─── Recorded data ───

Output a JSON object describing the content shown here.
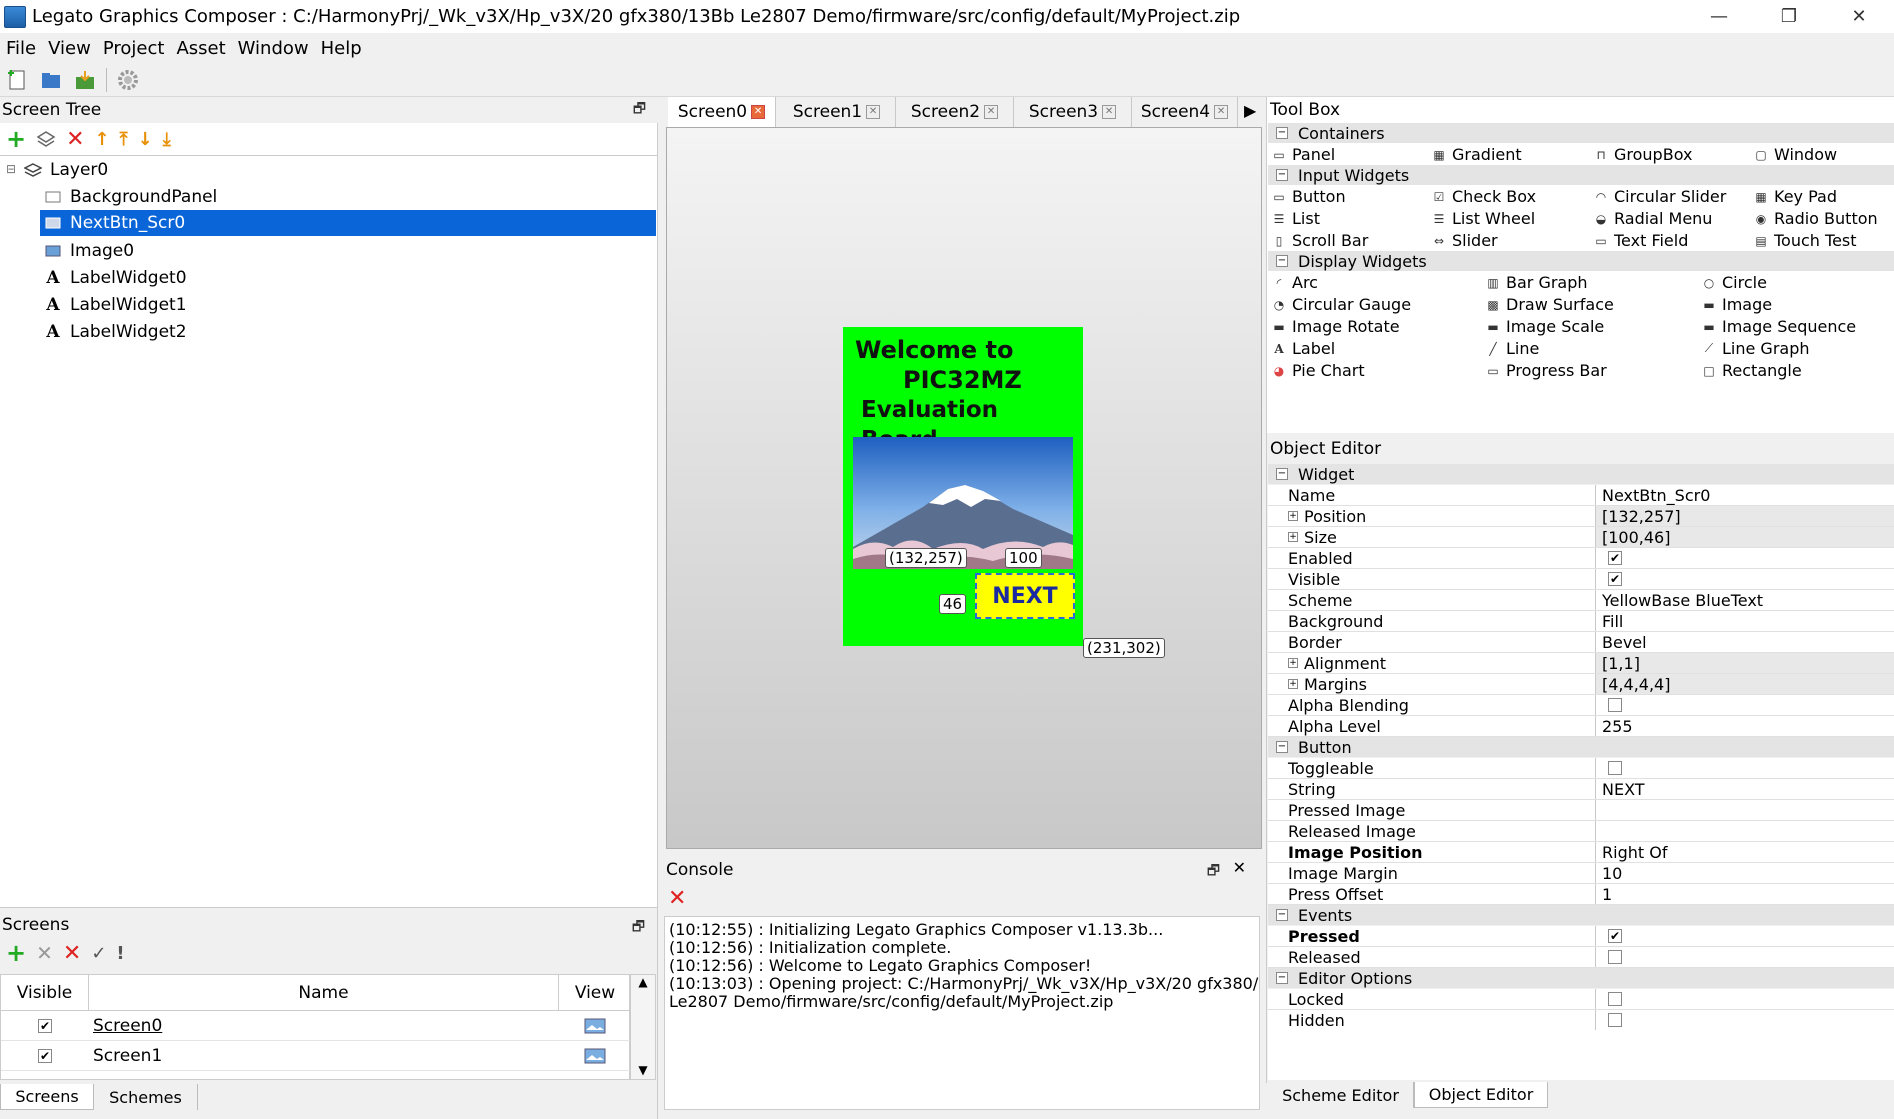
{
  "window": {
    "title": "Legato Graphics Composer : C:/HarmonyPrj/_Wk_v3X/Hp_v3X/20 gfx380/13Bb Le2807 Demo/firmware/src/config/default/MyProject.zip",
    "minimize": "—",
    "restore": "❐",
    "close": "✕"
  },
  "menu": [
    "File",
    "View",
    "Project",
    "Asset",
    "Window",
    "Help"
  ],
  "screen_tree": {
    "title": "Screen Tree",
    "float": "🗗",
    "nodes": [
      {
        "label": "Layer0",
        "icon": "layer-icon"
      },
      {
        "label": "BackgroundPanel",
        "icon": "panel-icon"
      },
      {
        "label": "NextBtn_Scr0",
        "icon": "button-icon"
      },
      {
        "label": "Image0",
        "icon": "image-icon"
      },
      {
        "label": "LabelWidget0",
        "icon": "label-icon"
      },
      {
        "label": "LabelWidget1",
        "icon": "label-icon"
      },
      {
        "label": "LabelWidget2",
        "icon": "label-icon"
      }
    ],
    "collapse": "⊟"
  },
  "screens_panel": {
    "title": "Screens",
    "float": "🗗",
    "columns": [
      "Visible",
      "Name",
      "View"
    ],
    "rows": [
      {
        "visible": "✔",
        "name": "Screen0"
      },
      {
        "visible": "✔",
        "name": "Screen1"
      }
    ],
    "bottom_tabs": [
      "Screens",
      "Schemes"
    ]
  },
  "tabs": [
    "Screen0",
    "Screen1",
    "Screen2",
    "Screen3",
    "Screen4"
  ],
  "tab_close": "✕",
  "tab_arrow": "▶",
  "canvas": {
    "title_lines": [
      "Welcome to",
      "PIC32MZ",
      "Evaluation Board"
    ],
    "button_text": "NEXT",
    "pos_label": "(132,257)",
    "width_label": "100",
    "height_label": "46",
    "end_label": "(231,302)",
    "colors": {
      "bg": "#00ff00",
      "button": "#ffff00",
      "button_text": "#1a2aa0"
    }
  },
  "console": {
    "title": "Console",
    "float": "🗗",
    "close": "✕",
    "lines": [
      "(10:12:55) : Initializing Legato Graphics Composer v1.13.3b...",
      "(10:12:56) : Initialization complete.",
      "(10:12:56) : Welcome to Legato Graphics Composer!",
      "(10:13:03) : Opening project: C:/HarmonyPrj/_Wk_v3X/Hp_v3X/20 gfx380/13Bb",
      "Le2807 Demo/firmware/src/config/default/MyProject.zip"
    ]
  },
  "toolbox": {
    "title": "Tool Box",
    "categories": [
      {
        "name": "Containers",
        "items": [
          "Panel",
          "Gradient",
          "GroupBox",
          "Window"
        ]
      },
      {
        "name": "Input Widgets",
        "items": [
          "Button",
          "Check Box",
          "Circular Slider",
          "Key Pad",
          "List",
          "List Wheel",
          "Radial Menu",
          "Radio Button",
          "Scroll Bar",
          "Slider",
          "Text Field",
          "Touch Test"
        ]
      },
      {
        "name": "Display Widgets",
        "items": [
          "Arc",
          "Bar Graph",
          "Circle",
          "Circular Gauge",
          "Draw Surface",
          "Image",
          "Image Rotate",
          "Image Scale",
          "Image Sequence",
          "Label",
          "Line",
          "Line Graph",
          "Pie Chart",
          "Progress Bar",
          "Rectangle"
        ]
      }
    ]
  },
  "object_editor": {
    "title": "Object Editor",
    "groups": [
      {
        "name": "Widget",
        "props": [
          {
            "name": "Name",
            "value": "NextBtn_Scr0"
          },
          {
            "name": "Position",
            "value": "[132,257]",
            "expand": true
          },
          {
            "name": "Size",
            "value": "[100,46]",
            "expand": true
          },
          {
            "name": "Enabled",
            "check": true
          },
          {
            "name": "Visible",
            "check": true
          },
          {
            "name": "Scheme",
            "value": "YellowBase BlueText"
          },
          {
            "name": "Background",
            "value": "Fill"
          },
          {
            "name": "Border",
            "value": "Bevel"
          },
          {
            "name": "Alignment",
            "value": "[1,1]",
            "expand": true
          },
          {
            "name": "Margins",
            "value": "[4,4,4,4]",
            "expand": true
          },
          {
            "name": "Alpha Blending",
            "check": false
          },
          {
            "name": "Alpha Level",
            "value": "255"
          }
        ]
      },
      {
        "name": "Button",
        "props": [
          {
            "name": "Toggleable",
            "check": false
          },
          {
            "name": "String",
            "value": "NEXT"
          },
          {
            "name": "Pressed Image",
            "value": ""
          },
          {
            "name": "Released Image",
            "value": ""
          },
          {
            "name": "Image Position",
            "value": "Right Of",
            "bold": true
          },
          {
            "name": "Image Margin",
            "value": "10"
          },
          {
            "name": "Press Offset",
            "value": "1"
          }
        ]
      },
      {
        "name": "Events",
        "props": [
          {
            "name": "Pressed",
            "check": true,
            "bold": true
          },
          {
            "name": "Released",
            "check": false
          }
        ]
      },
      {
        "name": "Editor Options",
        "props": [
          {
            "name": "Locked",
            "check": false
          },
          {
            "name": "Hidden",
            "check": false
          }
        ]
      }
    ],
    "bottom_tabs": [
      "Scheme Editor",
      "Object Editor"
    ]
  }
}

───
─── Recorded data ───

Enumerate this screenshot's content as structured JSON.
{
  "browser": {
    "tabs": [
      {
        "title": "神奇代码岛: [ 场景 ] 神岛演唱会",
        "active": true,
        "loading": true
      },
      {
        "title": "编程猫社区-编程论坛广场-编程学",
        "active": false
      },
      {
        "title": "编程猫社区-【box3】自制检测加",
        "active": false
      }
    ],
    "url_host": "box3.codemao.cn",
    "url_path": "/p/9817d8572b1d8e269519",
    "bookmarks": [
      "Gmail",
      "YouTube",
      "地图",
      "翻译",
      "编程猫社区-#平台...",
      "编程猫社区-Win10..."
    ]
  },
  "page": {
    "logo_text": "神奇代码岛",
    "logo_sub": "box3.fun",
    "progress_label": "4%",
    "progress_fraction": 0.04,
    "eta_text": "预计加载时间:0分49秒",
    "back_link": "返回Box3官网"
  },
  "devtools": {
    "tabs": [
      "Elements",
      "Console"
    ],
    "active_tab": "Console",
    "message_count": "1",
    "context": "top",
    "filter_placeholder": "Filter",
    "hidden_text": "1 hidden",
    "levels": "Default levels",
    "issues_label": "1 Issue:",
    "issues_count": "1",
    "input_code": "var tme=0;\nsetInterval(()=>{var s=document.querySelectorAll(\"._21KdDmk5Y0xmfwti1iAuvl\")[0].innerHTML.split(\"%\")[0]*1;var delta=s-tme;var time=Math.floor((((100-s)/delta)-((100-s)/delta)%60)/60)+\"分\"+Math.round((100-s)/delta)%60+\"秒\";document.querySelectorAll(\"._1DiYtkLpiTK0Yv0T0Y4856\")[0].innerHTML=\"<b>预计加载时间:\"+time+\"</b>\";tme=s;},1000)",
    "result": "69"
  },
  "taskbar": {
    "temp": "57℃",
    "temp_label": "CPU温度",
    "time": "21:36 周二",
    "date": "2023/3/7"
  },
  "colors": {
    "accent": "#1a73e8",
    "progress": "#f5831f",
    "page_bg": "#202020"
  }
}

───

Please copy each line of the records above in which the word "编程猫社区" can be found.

        "title": "编程猫社区-编程论坛广场-编程学",
        "title": "编程猫社区-【box3】自制检测加",
      "编程猫社区-#平台...",
      "编程猫社区-Win10..."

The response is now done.